(Data for this exercise Opens)

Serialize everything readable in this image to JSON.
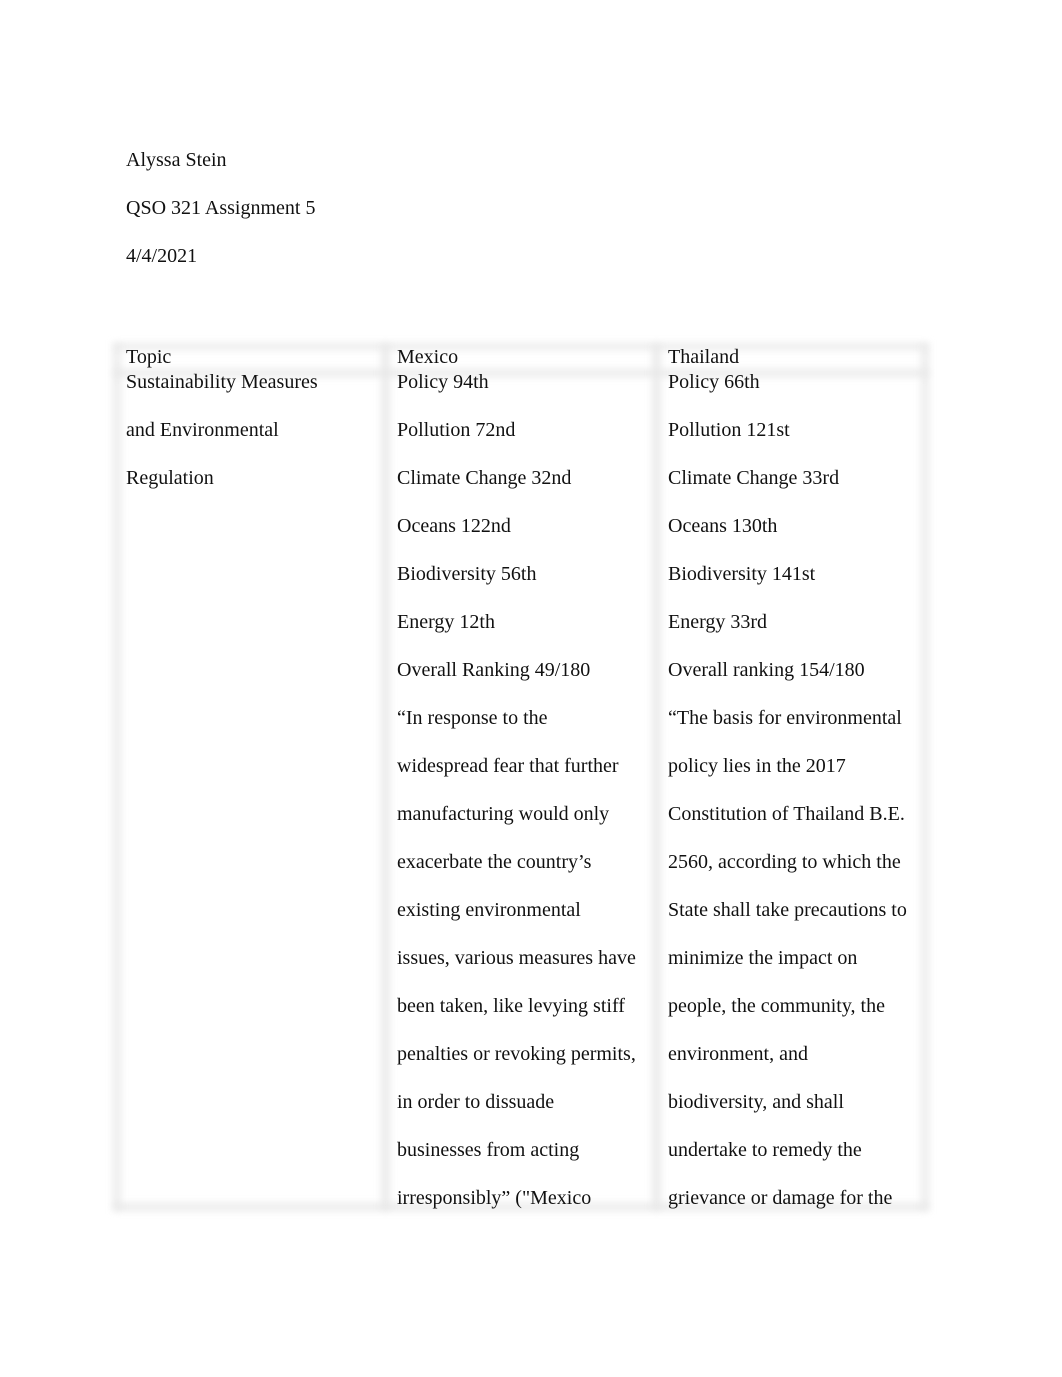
{
  "document": {
    "header": {
      "author": "Alyssa Stein",
      "course": "QSO 321 Assignment 5",
      "date": "4/4/2021"
    },
    "table": {
      "columns": [
        "Topic",
        "Mexico",
        "Thailand"
      ],
      "rows": [
        {
          "topic_lines": [
            "Sustainability Measures",
            "and Environmental",
            "Regulation"
          ],
          "mexico_lines": [
            "Policy 94th",
            "Pollution 72nd",
            "Climate Change 32nd",
            "Oceans 122nd",
            "Biodiversity 56th",
            "Energy 12th",
            "Overall Ranking 49/180",
            "“In response to the",
            "widespread fear that further",
            "manufacturing would only",
            "exacerbate the country’s",
            "existing environmental",
            "issues, various measures have",
            "been taken, like levying stiff",
            "penalties or revoking permits,",
            "in order to dissuade",
            "businesses from acting",
            "irresponsibly” (\"Mexico"
          ],
          "thailand_lines": [
            "Policy 66th",
            "Pollution 121st",
            "Climate Change 33rd",
            "Oceans 130th",
            "Biodiversity 141st",
            "Energy 33rd",
            "Overall ranking 154/180",
            "“The basis for environmental",
            "policy lies in the 2017",
            "Constitution of Thailand B.E.",
            "2560, according to which the",
            "State shall take precautions to",
            "minimize the impact on",
            "people, the community, the",
            "environment, and",
            "biodiversity, and shall",
            "undertake to remedy the",
            "grievance or damage for the"
          ]
        }
      ]
    }
  }
}
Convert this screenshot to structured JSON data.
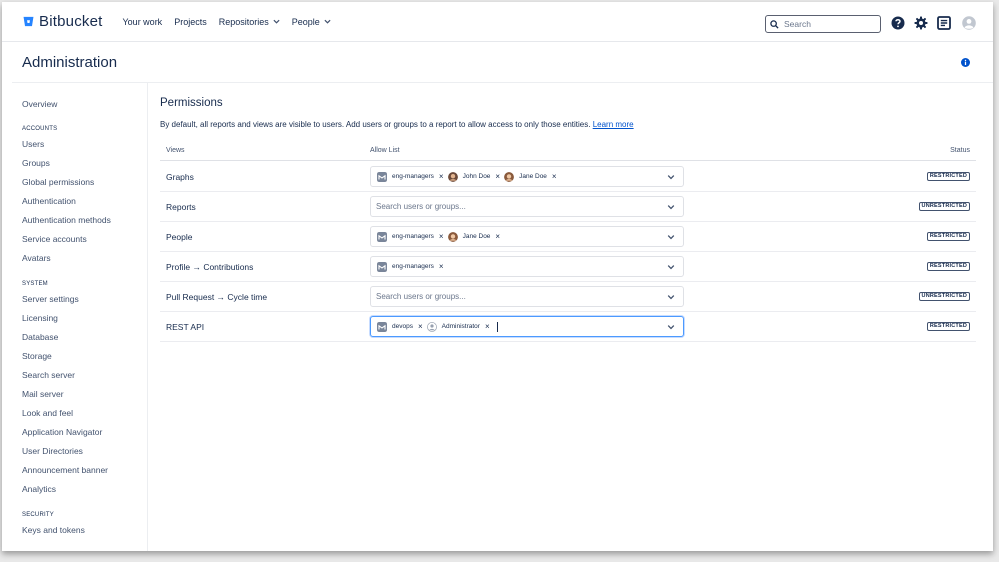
{
  "header": {
    "app_name": "Bitbucket",
    "nav": [
      {
        "label": "Your work",
        "dropdown": false
      },
      {
        "label": "Projects",
        "dropdown": false
      },
      {
        "label": "Repositories",
        "dropdown": true
      },
      {
        "label": "People",
        "dropdown": true
      }
    ],
    "search_placeholder": "Search",
    "icons": [
      "help-icon",
      "settings-icon",
      "notes-icon",
      "avatar"
    ],
    "brand_color": "#2684FF"
  },
  "page": {
    "title": "Administration",
    "info_icon": "info-icon"
  },
  "sidebar": {
    "overview": "Overview",
    "sections": [
      {
        "heading": "ACCOUNTS",
        "items": [
          "Users",
          "Groups",
          "Global permissions",
          "Authentication",
          "Authentication methods",
          "Service accounts",
          "Avatars"
        ]
      },
      {
        "heading": "SYSTEM",
        "items": [
          "Server settings",
          "Licensing",
          "Database",
          "Storage",
          "Search server",
          "Mail server",
          "Look and feel",
          "Application Navigator",
          "User Directories",
          "Announcement banner",
          "Analytics"
        ]
      },
      {
        "heading": "SECURITY",
        "items": [
          "Keys and tokens"
        ]
      }
    ]
  },
  "permissions": {
    "title": "Permissions",
    "description": "By default, all reports and views are visible to users. Add users or groups to a report to allow access to only those entities.",
    "learn_more": "Learn more",
    "columns": {
      "views": "Views",
      "allow_list": "Allow List",
      "status": "Status"
    },
    "select_placeholder": "Search users or groups...",
    "rows": [
      {
        "view": "Graphs",
        "tags": [
          {
            "label": "eng-managers",
            "type": "group"
          },
          {
            "label": "John Doe",
            "type": "user"
          },
          {
            "label": "Jane Doe",
            "type": "user"
          }
        ],
        "status": "RESTRICTED",
        "focused": false
      },
      {
        "view": "Reports",
        "tags": [],
        "status": "UNRESTRICTED",
        "focused": false
      },
      {
        "view": "People",
        "tags": [
          {
            "label": "eng-managers",
            "type": "group"
          },
          {
            "label": "Jane Doe",
            "type": "user"
          }
        ],
        "status": "RESTRICTED",
        "focused": false
      },
      {
        "view": "Profile → Contributions",
        "tags": [
          {
            "label": "eng-managers",
            "type": "group"
          }
        ],
        "status": "RESTRICTED",
        "focused": false
      },
      {
        "view": "Pull Request → Cycle time",
        "tags": [],
        "status": "UNRESTRICTED",
        "focused": false
      },
      {
        "view": "REST API",
        "tags": [
          {
            "label": "devops",
            "type": "group"
          },
          {
            "label": "Administrator",
            "type": "default-user"
          }
        ],
        "status": "RESTRICTED",
        "focused": true
      }
    ]
  }
}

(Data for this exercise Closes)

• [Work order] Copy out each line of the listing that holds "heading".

• [Exercise response]
        "heading": "ACCOUNTS",
        "heading": "SYSTEM",
        "heading": "SECURITY",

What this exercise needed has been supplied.